Speaking at a seminar organised by CPSL in Cape Town recently, Kendall and colleague David Rice, an independent advisor on the social and environmental impacts of business, pointed out that the world’s transportation systems — enabling the movement of people and goods that underpins virtually all economic activity is 95% dependent on oil.
“Expressed as gross domestic product — the market value of all goods and services produced — it is difficult to envisage economic activity taking place to any great extent without people and things moving around,” says Kendall. “Whether it’s raw materials being hauled from the point of extraction to a processing plant, customers accessing goods, or employees getting to and from their places of work, very little of our globalised economic system functions without motorised transport — and most of that is powered by oil.”

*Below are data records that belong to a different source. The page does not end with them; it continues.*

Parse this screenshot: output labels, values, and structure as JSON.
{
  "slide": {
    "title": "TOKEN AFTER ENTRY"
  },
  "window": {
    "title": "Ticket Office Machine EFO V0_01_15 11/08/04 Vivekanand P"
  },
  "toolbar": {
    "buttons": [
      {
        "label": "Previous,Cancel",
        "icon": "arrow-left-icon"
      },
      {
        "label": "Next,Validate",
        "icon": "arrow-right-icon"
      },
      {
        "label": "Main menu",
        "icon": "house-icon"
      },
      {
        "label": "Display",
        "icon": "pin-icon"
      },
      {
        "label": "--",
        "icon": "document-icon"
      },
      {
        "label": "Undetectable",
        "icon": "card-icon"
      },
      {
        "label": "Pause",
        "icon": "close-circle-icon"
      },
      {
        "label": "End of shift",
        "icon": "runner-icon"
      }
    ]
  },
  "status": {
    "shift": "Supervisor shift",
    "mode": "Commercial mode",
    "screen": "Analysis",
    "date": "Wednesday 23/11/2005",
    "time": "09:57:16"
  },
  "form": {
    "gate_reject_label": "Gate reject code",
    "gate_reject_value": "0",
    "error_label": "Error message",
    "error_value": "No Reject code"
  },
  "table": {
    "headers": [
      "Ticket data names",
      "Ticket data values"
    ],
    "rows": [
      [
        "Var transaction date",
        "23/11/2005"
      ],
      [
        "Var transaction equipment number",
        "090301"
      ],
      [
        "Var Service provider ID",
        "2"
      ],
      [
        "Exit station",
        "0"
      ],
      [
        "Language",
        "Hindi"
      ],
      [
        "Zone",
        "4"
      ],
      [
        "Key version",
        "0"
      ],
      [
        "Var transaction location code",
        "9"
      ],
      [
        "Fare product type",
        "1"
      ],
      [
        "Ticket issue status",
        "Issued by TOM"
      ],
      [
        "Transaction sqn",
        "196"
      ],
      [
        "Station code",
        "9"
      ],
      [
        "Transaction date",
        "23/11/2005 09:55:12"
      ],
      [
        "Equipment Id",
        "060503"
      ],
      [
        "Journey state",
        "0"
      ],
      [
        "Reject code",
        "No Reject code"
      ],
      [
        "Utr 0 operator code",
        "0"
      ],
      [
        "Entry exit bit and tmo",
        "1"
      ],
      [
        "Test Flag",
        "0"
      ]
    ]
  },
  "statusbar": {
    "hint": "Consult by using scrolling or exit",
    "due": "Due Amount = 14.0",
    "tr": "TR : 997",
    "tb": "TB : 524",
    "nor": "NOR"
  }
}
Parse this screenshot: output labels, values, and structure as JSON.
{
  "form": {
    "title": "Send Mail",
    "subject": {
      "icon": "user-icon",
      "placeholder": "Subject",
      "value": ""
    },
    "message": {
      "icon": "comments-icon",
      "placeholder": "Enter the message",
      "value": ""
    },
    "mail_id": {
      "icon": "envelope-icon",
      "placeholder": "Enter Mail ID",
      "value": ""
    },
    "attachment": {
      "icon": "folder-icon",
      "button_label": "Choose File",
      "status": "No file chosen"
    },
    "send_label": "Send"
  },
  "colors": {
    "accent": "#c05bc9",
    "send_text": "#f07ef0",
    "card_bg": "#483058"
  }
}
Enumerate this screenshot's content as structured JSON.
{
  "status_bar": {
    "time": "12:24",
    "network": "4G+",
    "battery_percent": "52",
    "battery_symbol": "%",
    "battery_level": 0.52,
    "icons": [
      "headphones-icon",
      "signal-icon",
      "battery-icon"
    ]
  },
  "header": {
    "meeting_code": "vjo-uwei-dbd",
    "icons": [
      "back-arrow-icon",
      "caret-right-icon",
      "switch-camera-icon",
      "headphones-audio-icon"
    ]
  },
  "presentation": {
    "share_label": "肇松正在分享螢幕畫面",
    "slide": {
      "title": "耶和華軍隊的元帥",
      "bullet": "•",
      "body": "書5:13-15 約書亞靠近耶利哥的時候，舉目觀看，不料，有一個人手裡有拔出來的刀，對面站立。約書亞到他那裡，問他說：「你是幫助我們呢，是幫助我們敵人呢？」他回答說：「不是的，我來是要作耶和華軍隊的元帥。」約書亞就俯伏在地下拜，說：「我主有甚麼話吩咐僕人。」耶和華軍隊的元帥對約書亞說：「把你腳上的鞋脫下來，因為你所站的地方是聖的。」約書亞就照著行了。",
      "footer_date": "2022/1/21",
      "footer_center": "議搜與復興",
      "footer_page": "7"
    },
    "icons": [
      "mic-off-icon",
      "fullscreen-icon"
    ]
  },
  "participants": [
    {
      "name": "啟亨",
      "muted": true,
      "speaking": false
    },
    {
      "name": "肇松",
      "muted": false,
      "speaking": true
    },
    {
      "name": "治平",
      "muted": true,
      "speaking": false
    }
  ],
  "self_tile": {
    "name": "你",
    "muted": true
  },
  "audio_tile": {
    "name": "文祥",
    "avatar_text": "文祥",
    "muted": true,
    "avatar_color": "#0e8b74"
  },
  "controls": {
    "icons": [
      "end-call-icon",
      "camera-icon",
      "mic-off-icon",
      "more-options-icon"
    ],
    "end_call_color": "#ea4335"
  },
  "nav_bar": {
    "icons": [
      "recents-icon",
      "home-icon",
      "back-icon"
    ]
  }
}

Kendall and Rice say that there are three responses available to world governments grappling with the twin threats of energy security and climate change.
The first is to decarbonise energy supplies, which rules out developing alternative hydrocarbon fuels such as turning coal and natural gas into diesel, or tar sands into synthetic crude oil. Biofuels may be workable in certain sweet spots around the world, though done badly they can be more socially and environmentally harmful than the oil they are intended to replace. The only truly low carbon sustainable energy options — such as wind and solar power — generate electricity, not liquid transport fuels.
Option two, we could use our resources more efficiently, both on demand and supply side, and thirdly we could eliminate demand for the services we obtain from oil. This would include reducing mobility needs through improved urban planning and changing behaviour, encouraging a shift away from personal mobility to mass transit, for instance.
A critical enabler towards a secure, efficient, sustainable energy system lies in shifting the transport sector away from its dependence on a single energy source oil through electrification. Electricity offers greater energy efficiency and is also the only energy source that has the potential to come from renewable and diversified resources. It is the only solution in fact that transcends the supply problem.
Countries like China are ahead of the game — the government there is aggressively promoting electrification of the transport sector as a strategic priority. By way of example, China already has 120 million electric bicycles on the road.
This demonstrates that weaning the world off oil is achievable. And, when you take into account the geopolitical implications and geological constraints of oil production – to say nothing of the social and environmental impacts — persevering in oil dependency makes very little sense.
Kendall has the clincher.
“Anyone doubting the importance of liquid transport fuel to the health of the prevailing economic system – and therefore to maintaining social cohesion and political stability – need only recall what happened in the UK in September 2000,” he says.
“Truckers and farmers protesting the relatively high pump price of diesel staged blockades of refineries and fuel terminals. Diesel and petrol supplies slowed to a trickle as the public queued at forecourts to top up their tanks ‘just in case’. Within a few days, 90% of filling stations were bone dry, just-in-time supply chains unravelled and people were fighting over loaves of bread among bare supermarket shelves. The UK had staged a compelling, if entirely accidental, social experiment which illustrated for us that five days of petroleum supply separates an advanced civilization from savagery.”
So, when US Treasury Secretary, Timothy Geithner, in defending his decision to release reserves said: “high oil prices have put significant pressure on global growth”, he was not lying.
The dependence on oil is indeed threatening not only the economy, but the very fabric of society and the planet. The question that governments should be grappling with is not “where can we find more oil?” but “how can we take active steps to end this addiction before it ends us?”